Data records for software interfaces:
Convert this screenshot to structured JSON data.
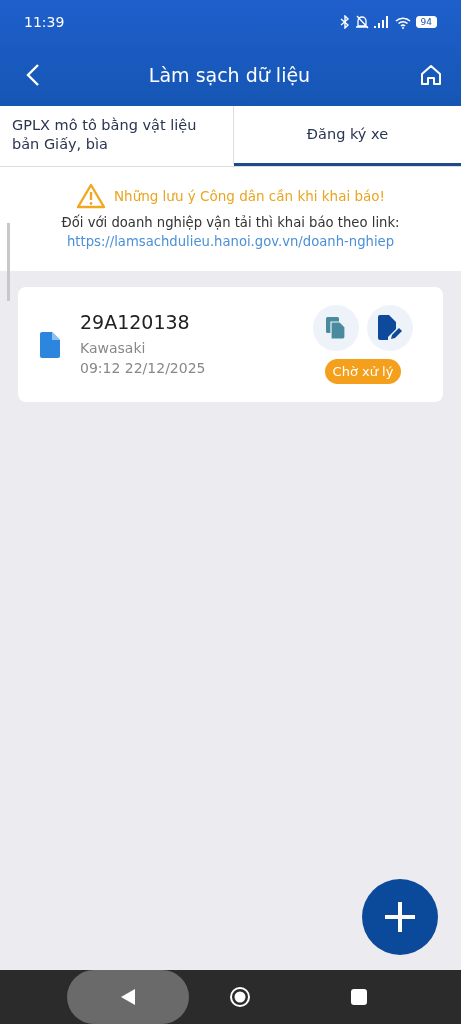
{
  "status_bar": {
    "time": "11:39",
    "battery": "94"
  },
  "header": {
    "title": "Làm sạch dữ liệu"
  },
  "tabs": [
    {
      "label": "GPLX mô tô bằng vật liệu bản Giấy, bìa",
      "selected": false
    },
    {
      "label": "Đăng ký xe",
      "selected": true
    }
  ],
  "notice": {
    "warning": "Những lưu ý Công dân cần khi khai báo!",
    "text": "Đối với doanh nghiệp vận tải thì khai báo theo link:",
    "link": "https://lamsachdulieu.hanoi.gov.vn/doanh-nghiep"
  },
  "records": [
    {
      "plate": "29A120138",
      "brand": "Kawasaki",
      "time": "09:12 22/12/2025",
      "status": "Chờ xử lý",
      "color": "#f5a01d"
    }
  ]
}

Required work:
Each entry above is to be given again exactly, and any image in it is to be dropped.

Solved problem:
Convert this screenshot to structured JSON data.
{
  "status_bar": {
    "time": "11:39",
    "battery": "94"
  },
  "header": {
    "title": "Làm sạch dữ liệu"
  },
  "tabs": [
    {
      "label": "GPLX mô tô bằng vật liệu bản Giấy, bìa",
      "selected": false
    },
    {
      "label": "Đăng ký xe",
      "selected": true
    }
  ],
  "notice": {
    "warning": "Những lưu ý Công dân cần khi khai báo!",
    "text": "Đối với doanh nghiệp vận tải thì khai báo theo link:",
    "link": "https://lamsachdulieu.hanoi.gov.vn/doanh-nghiep"
  },
  "records": [
    {
      "plate": "29A120138",
      "brand": "Kawasaki",
      "time": "09:12 22/12/2025",
      "status": "Chờ xử lý",
      "color": "#f5a01d"
    }
  ]
}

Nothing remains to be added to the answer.